What Jesus did mean was that there is a deeper relationship than flesh and blood, a spiritual kinship that is characterized by doing “the will of God.” It isn’t obedience to the Father that establishes a relationship with God—faith does that—but obedience is the demonstration that such a relationship exists. Jesus was saying that there is a new family that takes precedence over the human family. That is because it is an eternal relationship. He considered its ties to be stronger and its commitment more satisfying and demanding.
When Jesus said, “Whoever does the will of God...is my brother and sister and mother,” He was actually referring to two aspects of relationship. In the first place, obedience is the key to “experiencing family” with God. You are His by faith, but your fellowship with Him comes as a result of living in obedience to His revealed will. But also, obedience is also the key to “experiencing family” with God’s people.
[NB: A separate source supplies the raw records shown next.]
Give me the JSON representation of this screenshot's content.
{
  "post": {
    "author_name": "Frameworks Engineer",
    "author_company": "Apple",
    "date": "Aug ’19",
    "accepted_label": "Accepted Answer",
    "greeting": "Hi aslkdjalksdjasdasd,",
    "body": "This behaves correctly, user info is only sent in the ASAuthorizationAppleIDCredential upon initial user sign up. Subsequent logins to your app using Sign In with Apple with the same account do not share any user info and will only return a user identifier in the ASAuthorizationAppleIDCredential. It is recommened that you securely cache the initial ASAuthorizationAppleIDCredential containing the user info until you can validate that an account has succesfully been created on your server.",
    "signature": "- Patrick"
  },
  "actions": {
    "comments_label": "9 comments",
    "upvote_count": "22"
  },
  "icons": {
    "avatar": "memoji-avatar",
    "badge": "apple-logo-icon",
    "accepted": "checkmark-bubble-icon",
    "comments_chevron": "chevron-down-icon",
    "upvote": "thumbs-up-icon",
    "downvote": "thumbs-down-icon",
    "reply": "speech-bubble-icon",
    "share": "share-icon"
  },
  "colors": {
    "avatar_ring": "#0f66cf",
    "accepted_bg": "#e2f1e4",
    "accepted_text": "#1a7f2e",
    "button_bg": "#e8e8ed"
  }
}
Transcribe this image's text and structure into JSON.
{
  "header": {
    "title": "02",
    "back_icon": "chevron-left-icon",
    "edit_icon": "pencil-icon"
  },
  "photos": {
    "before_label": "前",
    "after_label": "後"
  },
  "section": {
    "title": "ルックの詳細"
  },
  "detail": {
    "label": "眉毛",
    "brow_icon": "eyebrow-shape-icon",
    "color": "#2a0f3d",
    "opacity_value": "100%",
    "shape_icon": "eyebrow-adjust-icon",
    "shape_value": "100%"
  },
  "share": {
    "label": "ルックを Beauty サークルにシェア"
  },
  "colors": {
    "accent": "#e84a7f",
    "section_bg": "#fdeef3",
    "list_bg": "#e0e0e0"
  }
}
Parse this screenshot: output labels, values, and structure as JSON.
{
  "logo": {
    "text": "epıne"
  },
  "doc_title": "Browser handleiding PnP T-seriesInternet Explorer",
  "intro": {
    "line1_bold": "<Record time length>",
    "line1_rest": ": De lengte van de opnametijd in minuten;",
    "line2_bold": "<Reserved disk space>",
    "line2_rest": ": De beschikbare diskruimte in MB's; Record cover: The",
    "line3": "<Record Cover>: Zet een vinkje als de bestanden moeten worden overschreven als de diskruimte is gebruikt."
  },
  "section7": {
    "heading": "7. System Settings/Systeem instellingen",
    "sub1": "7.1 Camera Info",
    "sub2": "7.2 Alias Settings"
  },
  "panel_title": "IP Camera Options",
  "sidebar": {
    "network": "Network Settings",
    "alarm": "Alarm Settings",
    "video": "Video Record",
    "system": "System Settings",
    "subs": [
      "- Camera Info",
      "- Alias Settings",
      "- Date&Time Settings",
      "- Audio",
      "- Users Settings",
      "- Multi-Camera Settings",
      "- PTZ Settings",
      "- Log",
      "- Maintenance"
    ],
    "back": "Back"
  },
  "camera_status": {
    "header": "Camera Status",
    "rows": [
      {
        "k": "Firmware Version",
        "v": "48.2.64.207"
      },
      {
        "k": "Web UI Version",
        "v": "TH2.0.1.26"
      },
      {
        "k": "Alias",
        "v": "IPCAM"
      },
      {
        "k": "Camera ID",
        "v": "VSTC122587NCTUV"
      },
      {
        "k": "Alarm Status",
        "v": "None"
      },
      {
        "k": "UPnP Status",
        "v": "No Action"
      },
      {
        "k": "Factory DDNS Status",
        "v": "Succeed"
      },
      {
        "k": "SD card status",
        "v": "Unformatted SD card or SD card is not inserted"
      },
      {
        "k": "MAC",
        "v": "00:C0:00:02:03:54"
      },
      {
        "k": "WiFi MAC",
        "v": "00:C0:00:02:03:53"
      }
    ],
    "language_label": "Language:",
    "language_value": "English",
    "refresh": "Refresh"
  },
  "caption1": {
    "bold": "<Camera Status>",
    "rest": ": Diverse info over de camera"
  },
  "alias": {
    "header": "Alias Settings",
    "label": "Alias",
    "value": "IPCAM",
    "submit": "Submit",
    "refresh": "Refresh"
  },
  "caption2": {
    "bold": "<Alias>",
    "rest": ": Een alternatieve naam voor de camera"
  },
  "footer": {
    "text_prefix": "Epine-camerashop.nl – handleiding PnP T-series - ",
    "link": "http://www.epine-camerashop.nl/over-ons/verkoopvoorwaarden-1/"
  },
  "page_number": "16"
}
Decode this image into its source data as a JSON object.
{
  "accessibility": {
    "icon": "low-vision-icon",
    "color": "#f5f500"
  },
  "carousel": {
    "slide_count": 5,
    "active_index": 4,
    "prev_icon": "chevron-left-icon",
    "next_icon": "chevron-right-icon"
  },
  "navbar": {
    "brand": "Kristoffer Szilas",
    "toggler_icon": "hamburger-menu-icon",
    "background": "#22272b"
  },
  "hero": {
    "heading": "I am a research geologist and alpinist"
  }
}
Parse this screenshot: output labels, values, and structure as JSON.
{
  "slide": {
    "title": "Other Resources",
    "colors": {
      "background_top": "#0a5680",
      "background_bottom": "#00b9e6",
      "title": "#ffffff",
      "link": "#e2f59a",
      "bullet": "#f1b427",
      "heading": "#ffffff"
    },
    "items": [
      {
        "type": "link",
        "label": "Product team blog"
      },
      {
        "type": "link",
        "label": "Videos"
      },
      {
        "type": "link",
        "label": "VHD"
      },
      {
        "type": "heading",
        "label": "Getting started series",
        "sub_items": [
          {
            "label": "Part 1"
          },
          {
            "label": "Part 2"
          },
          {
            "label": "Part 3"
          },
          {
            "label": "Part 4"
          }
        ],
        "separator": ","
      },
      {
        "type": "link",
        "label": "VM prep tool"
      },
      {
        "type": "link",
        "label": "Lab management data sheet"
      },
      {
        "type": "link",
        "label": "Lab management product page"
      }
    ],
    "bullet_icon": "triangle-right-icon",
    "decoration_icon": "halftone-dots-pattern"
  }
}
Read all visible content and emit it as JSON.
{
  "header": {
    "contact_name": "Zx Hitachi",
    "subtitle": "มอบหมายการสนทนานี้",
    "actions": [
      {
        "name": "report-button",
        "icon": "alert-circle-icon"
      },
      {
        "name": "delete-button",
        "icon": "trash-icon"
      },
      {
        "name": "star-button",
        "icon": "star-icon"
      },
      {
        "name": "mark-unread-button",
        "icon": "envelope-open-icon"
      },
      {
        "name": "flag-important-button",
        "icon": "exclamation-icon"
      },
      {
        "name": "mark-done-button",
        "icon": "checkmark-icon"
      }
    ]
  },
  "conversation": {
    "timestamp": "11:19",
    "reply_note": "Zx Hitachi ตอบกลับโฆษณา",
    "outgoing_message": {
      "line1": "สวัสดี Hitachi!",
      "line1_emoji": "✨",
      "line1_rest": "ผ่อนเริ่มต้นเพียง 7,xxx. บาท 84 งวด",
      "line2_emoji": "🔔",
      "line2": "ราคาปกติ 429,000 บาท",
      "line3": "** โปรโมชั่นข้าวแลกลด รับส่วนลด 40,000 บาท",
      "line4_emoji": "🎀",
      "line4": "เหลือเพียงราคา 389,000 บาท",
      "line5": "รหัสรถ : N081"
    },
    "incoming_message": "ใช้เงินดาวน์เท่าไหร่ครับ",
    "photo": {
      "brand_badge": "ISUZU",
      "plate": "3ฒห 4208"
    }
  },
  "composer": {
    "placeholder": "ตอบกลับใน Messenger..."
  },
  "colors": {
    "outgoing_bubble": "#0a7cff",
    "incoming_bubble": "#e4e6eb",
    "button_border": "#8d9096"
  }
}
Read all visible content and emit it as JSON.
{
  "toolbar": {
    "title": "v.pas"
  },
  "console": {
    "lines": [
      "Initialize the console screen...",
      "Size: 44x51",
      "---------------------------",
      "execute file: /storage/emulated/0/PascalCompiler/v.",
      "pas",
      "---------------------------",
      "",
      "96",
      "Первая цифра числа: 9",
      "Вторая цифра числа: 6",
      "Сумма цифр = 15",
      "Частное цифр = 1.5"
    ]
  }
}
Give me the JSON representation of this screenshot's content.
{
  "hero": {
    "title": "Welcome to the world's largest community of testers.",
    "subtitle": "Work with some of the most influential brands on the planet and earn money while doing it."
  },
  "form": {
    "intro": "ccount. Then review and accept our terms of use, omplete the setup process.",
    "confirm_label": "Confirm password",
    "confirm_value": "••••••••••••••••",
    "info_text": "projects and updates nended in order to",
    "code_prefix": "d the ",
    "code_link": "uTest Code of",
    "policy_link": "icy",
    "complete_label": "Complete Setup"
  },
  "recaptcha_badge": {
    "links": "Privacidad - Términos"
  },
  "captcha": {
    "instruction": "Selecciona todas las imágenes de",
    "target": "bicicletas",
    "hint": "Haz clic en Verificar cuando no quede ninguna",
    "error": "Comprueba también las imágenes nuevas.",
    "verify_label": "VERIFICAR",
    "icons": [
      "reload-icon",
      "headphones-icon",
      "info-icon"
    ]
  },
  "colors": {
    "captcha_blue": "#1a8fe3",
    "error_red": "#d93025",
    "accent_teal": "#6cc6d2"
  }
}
When God is our “Father,” our fellow believers are our “brothers” and “sisters.” Therefore, when we conform our wills to God’s will, we experience a dynamic relationship with others who are also living in submission to Him. Are you learning that is what His Church is all about?
An earthly family in which the members are bound by their common faith in Christ is a family that is doubly blessed. Writing in his Confessions, Augustine recalls how his mother faithfully and persistently prayed for him to come to Christ. When he finally did, he describes a scene in which the two of them stood together looking out a window and realizing that they were more kindred than ever before. Not only were they related by flesh and blood, but now they were united in spirit.
I am aware that some of us may not have had the best of relationships with our families. We may not have even grown up with our natural mothers, fathers, sisters, and brothers. For you in particular, these words should bring added comfort, for they introduce you to a new “family” with a bond that is stronger and more secure than any earthly family.
The Church of Jesus Christ is “true family.” This morning our Savior would say of us, “Look around...these are my brothers and sisters.” As unlikely as it may seem to a watching world, we are united by our relationship to Him. But what about you? I leave you with four questions:
- Are you a member of His “family”? Do you have a relationship with Him that has been born out of repentance and faith in Christ? If not, know that He invites you to kinship with Him today through repentance and faith.
- Do you have a growing sense of “family” with God? Is your relationship with Him growing as you get to know Him better through meditating in the Scriptures and investing quality time with Him in prayerful conversation?
- Is there a joyous sense of “family” when you gather with His people? Do you eagerly look forward to every opportunity to fellowship with your “brothers” and “sisters” and to study God’s Word regularly with them?
- Is your human family being elevated and perpetuated by the eternal sense of “family?” Is your home becoming a “little corner of the Kingdom”? Are you faithfully “living the Gospel” before those in your family who do not yet know Jesus? Are you faithfully praying that the members of your earthly family will one day soon join you in your heavenly “family” as well?
As unlikely as it may seem, if Jesus Christ is truly our Lord, then you and I are the personnel that the ideal Servant has chosen to carry on His ministry in our generation. And lest we think otherwise, let me remind you...He has no other plan.